A Deep Space Industries concept for a spacecraft that could retrieve space resources from the surface of an asteroid. Credit: Bryan Versteeg / DSI

WASHINGTON — The White House has endorsed a proposal where the U.S. Federal Aviation Administration would provide oversight of “non-traditional” commercial space activities, eliminating a policy barrier for proposed missions beyond Earth orbit.

In a report submitted to Congress last month by the White House Office of Science and Technology Policy (OSTP), the administration said a “mission authorization” regime, with a minimal degree of government oversight, would ensure the U.S. upholds its obligations under the Outer Space Treaty of 1967.

“The economic vitality of the American space industry is best served with a clear and predictable oversight process that ensures access to space and imposes minimal burdens on the industry,” states the report. “The Administration supports a narrowly tailored authorization process for newly contemplated commercial space activities.”

OSTP submitted the report to Congress to comply with a provision of the Commercial Space Launch Competitiveness Act, legislation signed into law last November. That bill included a section requiring a study on commercial space activities and regulatory issues involving them.

That provision, and the subsequent report, were triggered by concerns that the current licensing system for commercial launches and spacecraft does not cover emerging non-traditional applications, like lunar landers and asteroid mining. The State Department has indicated that current regulations don’t allow for the “authorization and continuing supervision” of those activities as required by Article 6 of the Outer Space Treaty.

“If the United States wants to be perceived as being compliant with the Outer Space Treaty, somebody has to authorize and oversee those operations,” said George Nield, FAA associate administrator for commercial space transportation, in a speech at the April 28 meeting of the Commercial Space Transportation Advisory Committee (COMSTAC) here.

Nield said that four companies have already approached his office seeking a payload review, a part of the commercial launch licensing process where the FAA consults with other agencies to identify any potential policy issues about the proposed mission. In each case, he said, the State Department has replied that the current regulatory system doesn’t provide for the oversight of those activities required by treaty.

“Those companies are now in limbo,” he said. They can proceed with their proposed missions, “but there’s always the possibility that someone will stand up at the last minute and say you can’t do that, because we don’t say what our process is for complying with the treaty.”

The OSTP report recommends that FAA be given that oversight responsibility, in a concept known as “mission authorization.” That review would be based on the FAA’s existing payload reviews and include interagency reviews to confirm that the proposed mission does not conflict with U.S. national security concerns or treaty obligations.

The mission authorization process would not, at least initially, include any additional regulation. “At this early stage in the development of these activities, consisting primarily of experimental technology development and demonstration, the Administration believes it would be premature to establish a comprehensive regulatory framework mirroring those for mature commercial space activities, such as launch services,” the OSTP report states.

“We’d look at the proposed operation and we’d see if this was consistent with our international obligations, foreign policy and national security,” Nield said. “If so, you’re good to go. You can check that box and have that regulatory certainty.”

He added that the mission authorization system would not apply to communications and remote sensing missions currently licensed by the Federal Communications Commission and the National Oceanic and Atmospheric Administration, respectively.
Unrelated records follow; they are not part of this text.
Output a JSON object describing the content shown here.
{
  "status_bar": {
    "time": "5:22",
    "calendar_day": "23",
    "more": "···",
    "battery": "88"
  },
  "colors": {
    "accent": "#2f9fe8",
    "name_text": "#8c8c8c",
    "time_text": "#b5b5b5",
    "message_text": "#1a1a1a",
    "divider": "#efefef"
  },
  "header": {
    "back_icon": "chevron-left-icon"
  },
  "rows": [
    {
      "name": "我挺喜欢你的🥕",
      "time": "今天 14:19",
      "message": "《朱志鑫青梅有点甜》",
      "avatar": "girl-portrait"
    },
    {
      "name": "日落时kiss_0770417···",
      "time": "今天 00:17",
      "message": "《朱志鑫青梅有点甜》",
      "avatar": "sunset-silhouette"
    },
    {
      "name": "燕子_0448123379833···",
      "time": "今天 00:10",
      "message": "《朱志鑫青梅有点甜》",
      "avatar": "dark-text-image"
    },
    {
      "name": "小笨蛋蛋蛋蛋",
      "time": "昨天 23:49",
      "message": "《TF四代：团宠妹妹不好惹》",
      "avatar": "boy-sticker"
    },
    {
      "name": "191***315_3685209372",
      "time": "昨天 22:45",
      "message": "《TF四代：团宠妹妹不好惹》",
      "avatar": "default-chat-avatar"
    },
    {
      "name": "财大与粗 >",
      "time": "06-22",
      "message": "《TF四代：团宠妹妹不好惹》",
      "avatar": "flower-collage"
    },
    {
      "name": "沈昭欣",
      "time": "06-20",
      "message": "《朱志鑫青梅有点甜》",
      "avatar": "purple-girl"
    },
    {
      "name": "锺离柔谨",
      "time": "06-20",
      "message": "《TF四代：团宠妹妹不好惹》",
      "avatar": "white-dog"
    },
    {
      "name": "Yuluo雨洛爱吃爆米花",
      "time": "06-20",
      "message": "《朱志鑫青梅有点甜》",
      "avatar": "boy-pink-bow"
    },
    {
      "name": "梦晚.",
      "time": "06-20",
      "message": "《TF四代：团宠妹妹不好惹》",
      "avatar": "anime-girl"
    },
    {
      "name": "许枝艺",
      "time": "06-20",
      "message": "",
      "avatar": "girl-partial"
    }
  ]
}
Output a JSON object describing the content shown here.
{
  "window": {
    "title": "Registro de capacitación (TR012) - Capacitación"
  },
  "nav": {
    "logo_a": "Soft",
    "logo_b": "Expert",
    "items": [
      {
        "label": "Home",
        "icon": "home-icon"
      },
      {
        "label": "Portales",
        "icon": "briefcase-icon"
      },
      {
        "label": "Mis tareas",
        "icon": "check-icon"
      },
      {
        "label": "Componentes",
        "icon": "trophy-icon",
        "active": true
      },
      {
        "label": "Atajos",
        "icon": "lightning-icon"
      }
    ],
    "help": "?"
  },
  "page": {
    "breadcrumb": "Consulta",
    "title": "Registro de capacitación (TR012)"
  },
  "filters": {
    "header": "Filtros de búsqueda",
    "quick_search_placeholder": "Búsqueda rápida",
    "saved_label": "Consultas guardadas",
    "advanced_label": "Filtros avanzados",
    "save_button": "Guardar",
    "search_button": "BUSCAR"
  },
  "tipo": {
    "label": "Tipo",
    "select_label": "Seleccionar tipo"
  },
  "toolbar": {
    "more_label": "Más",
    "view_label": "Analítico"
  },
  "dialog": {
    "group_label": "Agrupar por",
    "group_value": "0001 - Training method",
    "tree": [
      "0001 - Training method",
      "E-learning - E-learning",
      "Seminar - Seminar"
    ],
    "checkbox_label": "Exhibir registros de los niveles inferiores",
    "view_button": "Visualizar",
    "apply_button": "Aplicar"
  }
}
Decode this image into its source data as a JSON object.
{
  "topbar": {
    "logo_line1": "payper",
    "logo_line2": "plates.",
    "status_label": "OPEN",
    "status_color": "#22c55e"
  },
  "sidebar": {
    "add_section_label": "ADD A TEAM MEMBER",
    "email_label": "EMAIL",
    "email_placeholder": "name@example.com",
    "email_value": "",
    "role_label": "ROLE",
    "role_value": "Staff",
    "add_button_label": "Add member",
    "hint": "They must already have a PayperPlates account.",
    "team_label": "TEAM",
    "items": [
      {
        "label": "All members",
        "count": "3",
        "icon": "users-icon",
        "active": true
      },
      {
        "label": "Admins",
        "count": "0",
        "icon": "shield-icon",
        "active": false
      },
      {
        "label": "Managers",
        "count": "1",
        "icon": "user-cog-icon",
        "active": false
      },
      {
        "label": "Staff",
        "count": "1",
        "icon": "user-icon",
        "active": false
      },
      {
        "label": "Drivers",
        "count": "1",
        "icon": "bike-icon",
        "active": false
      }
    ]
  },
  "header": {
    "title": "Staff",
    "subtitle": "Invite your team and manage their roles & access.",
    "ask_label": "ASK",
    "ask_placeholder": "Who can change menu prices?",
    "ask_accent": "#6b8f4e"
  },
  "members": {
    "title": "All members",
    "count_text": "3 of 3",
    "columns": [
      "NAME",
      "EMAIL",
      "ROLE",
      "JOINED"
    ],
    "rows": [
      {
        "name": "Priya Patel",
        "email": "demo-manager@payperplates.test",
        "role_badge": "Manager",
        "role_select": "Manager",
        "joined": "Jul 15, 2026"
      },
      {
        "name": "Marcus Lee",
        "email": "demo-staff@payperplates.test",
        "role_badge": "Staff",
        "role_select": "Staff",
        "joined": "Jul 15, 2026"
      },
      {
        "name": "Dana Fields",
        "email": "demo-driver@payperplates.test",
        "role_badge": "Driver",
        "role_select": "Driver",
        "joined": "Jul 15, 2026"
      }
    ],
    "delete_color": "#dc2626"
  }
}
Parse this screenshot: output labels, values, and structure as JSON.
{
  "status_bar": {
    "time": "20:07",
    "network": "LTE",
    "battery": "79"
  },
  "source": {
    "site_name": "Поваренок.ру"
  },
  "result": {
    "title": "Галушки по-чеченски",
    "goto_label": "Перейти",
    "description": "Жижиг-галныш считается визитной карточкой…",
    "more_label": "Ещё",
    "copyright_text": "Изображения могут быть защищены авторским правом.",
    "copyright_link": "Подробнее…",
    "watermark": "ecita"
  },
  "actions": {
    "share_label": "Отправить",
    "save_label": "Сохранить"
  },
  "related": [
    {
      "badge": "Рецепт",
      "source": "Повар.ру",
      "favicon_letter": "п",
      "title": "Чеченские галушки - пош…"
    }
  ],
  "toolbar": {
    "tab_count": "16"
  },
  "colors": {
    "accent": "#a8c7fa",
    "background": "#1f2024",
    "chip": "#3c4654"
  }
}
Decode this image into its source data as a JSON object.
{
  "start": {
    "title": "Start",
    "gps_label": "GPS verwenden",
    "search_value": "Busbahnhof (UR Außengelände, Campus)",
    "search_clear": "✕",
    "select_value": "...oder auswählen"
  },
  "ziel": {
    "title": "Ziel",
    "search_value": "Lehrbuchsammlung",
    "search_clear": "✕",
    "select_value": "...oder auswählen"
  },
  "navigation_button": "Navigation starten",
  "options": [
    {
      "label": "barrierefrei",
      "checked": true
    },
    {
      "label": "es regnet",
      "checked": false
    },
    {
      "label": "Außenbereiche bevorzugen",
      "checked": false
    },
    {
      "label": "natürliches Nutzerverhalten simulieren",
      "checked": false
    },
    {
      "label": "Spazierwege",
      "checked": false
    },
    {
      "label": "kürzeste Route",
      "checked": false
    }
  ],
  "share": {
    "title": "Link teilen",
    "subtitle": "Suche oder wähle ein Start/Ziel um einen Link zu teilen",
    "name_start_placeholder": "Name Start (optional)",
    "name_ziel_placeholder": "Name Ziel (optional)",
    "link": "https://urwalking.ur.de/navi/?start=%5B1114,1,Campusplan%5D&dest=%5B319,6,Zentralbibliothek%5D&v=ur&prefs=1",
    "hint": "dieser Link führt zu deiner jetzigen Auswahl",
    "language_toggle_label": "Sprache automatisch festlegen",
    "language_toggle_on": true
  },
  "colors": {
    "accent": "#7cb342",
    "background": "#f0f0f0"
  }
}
Some companies in those industries had worried that a mission authorization requirement would introduce an additional bureaucratic burden for them.

Enacting that mission authorization regime would require new legislation. The OSTP report includes proposed legislative language creating a mission authorization system along the lines recommended by the administration. It’s not clear, though, if and when Congress would take action.

A section of the American Space Renaissance Act, a wide-ranging space policy bill introduced in April by Rep. Jim Bridenstine (R-Okla.), contains similar language. It established an “enhanced payload review” that includes treaty obligations, national security and related issues. That bill is not expected to pass intact, but provisions may be inserted into other legislation.

Jeff Foust writes about space policy, commercial space, and related topics for SpaceNews. He earned a Ph.D. in planetary sciences from the Massachusetts Institute of Technology and a bachelor’s degree with honors in geophysics and planetary science...